What needs to be done - From the entries below, gather every line containing the string "meta".

================================

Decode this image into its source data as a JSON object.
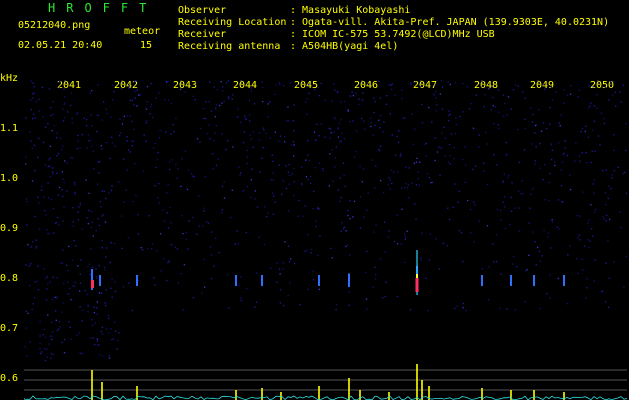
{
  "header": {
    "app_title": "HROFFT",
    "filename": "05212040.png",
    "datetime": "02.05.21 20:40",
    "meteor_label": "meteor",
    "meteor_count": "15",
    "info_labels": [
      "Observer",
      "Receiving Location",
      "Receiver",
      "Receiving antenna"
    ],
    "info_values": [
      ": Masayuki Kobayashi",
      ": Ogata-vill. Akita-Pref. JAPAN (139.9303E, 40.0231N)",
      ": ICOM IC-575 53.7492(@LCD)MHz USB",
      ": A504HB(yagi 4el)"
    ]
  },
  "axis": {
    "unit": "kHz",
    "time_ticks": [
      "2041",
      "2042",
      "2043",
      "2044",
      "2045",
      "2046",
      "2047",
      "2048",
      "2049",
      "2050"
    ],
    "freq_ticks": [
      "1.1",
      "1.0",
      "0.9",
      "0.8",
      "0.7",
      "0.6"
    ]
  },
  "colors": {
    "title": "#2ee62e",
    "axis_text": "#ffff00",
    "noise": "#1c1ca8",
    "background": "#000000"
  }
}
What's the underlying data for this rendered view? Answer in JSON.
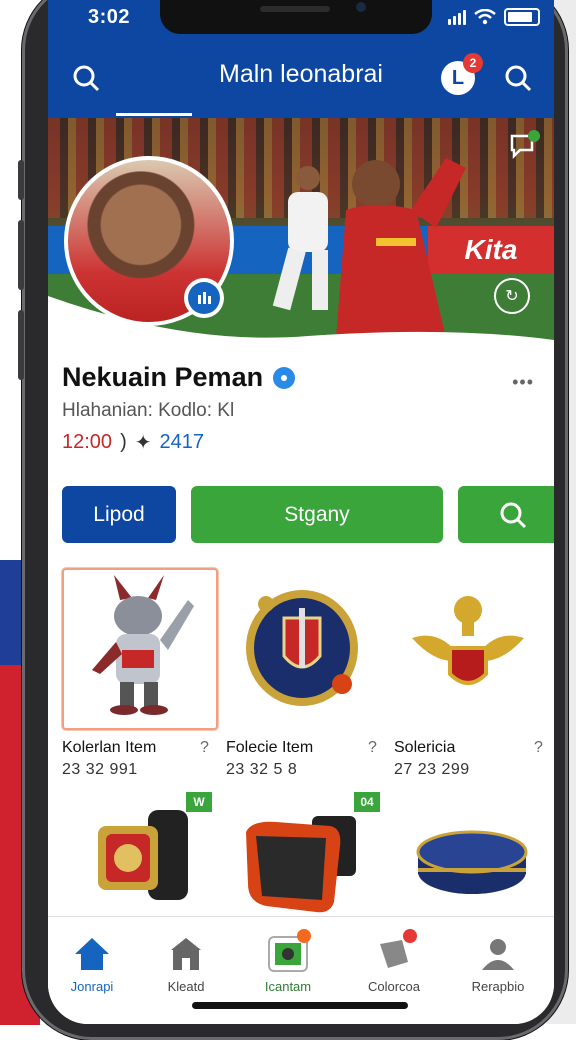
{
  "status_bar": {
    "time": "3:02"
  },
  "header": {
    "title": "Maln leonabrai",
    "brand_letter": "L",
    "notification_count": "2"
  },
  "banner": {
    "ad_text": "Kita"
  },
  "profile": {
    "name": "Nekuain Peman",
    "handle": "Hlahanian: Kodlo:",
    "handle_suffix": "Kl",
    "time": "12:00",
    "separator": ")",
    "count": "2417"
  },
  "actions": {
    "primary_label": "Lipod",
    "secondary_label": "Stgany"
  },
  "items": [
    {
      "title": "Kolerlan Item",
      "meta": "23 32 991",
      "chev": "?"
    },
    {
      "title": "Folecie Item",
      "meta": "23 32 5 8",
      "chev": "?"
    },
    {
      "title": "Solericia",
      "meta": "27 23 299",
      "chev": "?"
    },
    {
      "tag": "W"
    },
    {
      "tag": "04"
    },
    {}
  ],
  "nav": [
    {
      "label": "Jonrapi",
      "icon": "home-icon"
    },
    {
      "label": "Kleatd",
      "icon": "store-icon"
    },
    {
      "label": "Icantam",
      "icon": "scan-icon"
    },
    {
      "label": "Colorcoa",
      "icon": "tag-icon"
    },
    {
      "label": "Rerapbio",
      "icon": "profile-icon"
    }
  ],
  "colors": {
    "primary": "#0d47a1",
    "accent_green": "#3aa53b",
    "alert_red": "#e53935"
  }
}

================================

Answer section -
      "meta": "23 32 991",
      "meta": "23 32 5 8",
      "meta": "27 23 299",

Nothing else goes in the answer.